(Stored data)
⟨
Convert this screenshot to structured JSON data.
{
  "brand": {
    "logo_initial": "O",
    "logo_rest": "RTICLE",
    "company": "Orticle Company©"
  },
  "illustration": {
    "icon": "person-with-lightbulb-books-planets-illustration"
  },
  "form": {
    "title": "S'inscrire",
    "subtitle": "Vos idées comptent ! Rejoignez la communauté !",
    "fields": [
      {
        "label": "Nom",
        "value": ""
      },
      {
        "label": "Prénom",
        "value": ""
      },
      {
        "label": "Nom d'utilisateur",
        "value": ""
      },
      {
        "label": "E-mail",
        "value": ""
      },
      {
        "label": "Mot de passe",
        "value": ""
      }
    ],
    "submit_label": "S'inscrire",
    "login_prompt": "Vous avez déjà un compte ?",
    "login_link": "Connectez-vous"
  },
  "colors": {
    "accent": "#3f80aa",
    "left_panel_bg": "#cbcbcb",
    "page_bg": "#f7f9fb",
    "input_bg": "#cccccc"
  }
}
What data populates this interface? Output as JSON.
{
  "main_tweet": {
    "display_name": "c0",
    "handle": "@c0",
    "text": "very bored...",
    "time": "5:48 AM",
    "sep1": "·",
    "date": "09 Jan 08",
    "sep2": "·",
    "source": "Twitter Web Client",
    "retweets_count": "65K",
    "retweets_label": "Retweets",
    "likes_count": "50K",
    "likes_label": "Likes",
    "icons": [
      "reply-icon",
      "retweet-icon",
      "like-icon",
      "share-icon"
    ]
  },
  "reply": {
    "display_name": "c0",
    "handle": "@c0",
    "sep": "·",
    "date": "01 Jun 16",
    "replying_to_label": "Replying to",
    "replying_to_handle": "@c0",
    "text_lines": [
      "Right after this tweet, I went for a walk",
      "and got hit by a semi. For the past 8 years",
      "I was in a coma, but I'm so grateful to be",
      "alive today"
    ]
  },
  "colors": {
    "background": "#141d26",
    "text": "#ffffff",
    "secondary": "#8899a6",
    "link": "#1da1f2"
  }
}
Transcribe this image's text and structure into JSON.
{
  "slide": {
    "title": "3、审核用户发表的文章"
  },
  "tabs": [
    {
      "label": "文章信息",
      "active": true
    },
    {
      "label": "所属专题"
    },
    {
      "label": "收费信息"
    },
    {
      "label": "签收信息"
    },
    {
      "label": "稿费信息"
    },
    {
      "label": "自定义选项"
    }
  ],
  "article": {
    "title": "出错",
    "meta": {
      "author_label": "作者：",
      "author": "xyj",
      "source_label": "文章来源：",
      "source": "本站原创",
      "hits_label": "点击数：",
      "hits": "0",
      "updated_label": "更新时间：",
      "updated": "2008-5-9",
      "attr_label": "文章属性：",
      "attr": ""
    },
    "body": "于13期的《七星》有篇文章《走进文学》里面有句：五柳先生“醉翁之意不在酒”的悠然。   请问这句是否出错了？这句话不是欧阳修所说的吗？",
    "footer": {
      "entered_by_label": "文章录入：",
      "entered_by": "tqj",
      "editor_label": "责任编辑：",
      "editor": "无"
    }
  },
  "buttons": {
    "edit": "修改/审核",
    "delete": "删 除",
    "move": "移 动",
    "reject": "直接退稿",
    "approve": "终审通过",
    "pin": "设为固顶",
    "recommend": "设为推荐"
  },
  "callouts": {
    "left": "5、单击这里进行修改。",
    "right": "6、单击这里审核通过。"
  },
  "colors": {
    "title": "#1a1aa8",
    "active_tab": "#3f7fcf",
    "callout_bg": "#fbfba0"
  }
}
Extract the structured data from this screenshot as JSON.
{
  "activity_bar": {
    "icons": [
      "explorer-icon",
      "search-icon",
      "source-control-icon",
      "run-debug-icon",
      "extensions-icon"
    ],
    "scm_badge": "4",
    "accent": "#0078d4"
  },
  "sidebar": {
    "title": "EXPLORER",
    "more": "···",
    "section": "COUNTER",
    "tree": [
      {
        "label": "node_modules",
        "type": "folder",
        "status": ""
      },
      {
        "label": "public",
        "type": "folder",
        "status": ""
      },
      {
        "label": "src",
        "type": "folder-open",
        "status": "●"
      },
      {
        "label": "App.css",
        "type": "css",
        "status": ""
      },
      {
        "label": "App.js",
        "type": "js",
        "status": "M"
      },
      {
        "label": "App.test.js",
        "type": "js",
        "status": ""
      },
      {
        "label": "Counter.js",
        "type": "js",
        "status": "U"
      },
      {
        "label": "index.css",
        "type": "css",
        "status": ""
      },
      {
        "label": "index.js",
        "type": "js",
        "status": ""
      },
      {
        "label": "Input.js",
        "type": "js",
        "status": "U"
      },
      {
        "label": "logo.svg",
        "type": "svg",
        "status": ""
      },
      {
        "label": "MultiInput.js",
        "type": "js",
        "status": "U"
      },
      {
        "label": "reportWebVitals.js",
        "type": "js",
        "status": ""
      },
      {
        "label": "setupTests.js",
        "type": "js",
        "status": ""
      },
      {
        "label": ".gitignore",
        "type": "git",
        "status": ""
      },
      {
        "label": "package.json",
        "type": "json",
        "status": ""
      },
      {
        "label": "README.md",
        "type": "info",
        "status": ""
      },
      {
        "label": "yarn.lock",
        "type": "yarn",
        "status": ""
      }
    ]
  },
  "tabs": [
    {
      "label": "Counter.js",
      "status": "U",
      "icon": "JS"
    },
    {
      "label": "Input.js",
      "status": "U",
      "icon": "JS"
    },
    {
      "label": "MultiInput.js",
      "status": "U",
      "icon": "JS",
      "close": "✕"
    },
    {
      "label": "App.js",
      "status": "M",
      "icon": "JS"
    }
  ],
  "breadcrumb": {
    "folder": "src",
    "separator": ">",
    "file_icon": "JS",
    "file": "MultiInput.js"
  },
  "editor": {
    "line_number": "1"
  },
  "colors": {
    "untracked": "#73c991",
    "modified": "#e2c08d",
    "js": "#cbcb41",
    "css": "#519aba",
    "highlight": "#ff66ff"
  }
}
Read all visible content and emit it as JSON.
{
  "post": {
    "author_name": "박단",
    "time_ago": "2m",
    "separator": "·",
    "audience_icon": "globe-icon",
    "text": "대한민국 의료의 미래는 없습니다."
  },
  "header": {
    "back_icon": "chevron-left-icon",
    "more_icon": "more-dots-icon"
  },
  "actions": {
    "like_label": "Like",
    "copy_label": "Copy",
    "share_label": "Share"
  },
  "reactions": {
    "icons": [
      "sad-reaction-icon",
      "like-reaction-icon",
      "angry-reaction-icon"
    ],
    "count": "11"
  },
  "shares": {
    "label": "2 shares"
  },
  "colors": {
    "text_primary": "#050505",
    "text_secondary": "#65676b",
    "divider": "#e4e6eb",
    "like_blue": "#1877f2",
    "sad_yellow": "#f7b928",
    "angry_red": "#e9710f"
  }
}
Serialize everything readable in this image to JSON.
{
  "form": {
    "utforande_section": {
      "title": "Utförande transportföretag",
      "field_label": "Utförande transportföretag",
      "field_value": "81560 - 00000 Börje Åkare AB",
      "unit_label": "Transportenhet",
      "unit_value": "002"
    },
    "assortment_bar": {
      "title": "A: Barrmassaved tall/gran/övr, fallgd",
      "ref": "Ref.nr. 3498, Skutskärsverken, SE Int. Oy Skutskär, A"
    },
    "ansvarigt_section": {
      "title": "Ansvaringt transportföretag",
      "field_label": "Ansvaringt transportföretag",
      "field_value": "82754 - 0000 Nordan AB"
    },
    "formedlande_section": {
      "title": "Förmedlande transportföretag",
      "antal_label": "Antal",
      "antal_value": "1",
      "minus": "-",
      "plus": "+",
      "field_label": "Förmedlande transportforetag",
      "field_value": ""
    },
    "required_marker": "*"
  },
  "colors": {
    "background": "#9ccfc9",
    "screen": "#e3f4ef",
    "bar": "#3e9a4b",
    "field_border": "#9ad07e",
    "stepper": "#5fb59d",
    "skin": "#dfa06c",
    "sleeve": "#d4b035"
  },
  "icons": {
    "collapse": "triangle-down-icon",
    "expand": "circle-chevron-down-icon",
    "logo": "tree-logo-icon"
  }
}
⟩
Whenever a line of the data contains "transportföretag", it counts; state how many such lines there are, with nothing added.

ANSWER TO THE EXERCISE | 5